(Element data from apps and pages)
[Start of Attachment]

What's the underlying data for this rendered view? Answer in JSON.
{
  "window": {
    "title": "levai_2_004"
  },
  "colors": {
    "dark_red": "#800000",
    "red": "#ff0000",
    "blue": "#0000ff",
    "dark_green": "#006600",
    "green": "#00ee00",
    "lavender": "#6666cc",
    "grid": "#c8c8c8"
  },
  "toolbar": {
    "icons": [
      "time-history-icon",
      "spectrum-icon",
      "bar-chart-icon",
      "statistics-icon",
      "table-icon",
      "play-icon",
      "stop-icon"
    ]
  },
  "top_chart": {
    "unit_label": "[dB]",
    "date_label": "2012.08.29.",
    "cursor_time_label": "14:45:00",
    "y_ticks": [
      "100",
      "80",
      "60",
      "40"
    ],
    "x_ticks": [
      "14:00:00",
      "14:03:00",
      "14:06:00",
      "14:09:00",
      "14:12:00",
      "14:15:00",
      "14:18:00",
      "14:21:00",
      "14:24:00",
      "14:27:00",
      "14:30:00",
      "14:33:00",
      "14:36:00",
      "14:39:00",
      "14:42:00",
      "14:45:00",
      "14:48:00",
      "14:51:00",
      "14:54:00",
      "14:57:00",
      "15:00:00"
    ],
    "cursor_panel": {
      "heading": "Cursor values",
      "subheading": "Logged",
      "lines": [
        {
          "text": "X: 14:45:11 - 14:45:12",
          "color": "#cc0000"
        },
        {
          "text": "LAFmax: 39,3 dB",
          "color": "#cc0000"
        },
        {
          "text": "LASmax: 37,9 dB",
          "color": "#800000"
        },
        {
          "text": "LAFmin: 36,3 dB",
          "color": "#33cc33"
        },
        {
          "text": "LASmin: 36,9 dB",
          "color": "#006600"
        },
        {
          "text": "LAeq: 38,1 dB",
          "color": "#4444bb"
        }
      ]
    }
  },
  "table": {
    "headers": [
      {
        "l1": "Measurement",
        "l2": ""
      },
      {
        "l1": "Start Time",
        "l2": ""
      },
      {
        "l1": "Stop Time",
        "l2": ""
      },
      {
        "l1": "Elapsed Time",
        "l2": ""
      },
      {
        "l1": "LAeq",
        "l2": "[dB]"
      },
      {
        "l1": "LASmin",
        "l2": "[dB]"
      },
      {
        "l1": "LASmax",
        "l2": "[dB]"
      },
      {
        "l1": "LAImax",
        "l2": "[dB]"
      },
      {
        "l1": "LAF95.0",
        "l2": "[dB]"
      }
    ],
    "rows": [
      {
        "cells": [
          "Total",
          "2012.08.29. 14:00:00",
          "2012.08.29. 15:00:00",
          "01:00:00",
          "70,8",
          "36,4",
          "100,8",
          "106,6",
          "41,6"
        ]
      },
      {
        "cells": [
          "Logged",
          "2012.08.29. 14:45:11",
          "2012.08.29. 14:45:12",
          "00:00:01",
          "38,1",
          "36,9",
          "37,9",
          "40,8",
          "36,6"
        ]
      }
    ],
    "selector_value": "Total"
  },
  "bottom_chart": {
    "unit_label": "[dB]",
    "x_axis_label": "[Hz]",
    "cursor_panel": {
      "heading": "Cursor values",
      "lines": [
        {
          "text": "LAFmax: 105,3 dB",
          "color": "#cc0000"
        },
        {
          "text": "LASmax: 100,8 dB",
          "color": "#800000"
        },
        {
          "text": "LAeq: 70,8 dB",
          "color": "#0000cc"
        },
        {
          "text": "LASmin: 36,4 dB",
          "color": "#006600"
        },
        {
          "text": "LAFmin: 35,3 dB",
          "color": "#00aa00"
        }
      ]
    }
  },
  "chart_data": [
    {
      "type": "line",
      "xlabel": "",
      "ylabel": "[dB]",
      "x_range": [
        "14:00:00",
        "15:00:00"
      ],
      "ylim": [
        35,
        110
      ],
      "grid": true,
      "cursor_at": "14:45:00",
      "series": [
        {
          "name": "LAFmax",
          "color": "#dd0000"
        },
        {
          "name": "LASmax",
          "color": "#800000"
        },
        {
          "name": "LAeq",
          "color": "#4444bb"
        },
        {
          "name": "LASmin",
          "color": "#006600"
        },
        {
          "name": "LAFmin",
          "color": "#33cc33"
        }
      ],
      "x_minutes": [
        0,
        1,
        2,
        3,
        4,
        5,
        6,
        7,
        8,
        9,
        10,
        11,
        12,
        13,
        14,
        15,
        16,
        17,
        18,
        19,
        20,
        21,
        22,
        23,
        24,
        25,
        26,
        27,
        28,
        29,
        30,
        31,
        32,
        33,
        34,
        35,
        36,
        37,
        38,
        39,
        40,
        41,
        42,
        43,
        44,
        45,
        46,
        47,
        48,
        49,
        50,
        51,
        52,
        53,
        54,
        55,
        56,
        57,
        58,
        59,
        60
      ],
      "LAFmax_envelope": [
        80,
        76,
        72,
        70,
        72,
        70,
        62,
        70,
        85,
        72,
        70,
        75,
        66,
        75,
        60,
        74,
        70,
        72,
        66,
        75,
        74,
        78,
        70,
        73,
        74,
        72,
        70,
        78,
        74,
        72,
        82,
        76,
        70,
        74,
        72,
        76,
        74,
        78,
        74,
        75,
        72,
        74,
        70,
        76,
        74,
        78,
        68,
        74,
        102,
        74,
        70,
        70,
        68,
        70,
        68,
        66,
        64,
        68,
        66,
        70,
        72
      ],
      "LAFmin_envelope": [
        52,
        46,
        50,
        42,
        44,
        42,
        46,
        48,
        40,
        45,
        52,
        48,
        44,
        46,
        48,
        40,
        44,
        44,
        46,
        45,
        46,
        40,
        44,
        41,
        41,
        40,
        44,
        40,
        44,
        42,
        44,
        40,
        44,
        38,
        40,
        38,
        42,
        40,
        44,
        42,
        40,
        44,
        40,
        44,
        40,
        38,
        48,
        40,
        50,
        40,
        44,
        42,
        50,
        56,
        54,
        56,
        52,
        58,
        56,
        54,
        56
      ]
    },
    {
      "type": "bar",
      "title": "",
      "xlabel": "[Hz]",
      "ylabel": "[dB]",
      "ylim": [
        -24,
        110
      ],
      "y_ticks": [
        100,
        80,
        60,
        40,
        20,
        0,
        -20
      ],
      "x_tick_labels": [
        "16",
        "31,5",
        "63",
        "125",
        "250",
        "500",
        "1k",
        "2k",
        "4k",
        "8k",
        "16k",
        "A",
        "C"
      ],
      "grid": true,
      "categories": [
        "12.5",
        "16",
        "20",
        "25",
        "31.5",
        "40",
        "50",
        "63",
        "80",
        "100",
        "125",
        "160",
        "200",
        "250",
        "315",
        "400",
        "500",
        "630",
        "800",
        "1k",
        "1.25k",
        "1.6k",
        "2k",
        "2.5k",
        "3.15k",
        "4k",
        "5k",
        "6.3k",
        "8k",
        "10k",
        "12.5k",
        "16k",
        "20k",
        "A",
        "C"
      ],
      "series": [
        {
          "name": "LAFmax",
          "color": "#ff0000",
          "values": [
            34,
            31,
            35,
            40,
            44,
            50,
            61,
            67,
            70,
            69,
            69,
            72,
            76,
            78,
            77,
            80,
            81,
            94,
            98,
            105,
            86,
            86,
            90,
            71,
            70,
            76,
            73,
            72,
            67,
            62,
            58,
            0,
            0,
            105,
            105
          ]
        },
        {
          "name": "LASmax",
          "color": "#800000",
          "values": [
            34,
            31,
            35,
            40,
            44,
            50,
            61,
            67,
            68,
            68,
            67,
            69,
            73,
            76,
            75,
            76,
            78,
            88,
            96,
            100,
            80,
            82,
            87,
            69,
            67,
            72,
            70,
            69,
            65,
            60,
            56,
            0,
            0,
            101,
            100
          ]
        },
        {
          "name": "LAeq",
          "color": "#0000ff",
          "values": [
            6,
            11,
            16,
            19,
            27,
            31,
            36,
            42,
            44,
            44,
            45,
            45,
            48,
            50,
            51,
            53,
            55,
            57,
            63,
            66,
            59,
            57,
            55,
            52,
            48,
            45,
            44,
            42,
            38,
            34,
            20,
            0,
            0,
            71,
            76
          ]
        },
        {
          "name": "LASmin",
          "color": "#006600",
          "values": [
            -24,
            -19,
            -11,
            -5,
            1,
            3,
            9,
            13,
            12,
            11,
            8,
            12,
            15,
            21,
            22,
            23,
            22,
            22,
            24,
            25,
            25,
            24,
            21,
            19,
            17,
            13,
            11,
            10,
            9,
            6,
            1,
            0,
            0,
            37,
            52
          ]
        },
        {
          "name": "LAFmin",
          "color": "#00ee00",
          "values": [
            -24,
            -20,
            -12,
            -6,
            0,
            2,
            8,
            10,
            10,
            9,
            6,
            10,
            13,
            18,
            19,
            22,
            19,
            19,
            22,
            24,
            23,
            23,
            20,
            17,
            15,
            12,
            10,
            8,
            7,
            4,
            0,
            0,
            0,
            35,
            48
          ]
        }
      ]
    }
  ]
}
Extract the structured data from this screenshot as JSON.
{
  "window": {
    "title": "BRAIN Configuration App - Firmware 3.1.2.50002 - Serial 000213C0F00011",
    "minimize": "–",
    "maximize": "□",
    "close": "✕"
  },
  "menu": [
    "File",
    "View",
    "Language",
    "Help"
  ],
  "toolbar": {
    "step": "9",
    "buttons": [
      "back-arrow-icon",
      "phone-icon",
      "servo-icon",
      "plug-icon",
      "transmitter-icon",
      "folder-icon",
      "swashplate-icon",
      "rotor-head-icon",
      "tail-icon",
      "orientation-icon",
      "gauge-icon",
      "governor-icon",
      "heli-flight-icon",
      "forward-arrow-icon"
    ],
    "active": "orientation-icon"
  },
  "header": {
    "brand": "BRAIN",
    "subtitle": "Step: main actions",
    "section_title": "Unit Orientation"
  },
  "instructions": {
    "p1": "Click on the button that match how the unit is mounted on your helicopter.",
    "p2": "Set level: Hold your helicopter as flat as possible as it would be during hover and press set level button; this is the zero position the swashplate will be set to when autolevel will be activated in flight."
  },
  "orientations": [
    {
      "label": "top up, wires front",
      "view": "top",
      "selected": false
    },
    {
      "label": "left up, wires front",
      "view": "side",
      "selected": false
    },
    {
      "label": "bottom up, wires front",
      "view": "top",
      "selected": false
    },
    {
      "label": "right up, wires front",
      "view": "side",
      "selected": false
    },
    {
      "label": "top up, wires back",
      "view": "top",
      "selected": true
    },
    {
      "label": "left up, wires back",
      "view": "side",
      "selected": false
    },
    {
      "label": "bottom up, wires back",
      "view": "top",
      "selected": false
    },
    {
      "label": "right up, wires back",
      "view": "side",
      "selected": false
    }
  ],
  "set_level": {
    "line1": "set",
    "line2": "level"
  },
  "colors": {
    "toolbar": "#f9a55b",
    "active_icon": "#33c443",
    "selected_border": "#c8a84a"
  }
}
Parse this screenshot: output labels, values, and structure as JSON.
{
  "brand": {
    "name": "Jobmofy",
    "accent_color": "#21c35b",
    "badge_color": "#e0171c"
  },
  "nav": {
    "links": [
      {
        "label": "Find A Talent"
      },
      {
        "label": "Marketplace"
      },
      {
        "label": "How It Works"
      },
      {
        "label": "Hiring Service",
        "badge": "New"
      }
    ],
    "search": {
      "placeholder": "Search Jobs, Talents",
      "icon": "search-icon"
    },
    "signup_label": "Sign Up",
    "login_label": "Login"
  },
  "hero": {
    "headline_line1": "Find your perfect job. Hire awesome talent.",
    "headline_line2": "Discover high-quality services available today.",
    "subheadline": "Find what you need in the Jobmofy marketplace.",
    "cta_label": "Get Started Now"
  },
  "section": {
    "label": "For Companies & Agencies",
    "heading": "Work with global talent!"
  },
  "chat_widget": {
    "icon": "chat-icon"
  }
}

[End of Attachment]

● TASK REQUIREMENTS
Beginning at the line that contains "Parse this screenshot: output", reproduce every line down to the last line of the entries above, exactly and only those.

● RESPONSE BOX
Parse this screenshot: output labels, values, and structure as JSON.
{
  "brand": {
    "name": "Jobmofy",
    "accent_color": "#21c35b",
    "badge_color": "#e0171c"
  },
  "nav": {
    "links": [
      {
        "label": "Find A Talent"
      },
      {
        "label": "Marketplace"
      },
      {
        "label": "How It Works"
      },
      {
        "label": "Hiring Service",
        "badge": "New"
      }
    ],
    "search": {
      "placeholder": "Search Jobs, Talents",
      "icon": "search-icon"
    },
    "signup_label": "Sign Up",
    "login_label": "Login"
  },
  "hero": {
    "headline_line1": "Find your perfect job. Hire awesome talent.",
    "headline_line2": "Discover high-quality services available today.",
    "subheadline": "Find what you need in the Jobmofy marketplace.",
    "cta_label": "Get Started Now"
  },
  "section": {
    "label": "For Companies & Agencies",
    "heading": "Work with global talent!"
  },
  "chat_widget": {
    "icon": "chat-icon"
  }
}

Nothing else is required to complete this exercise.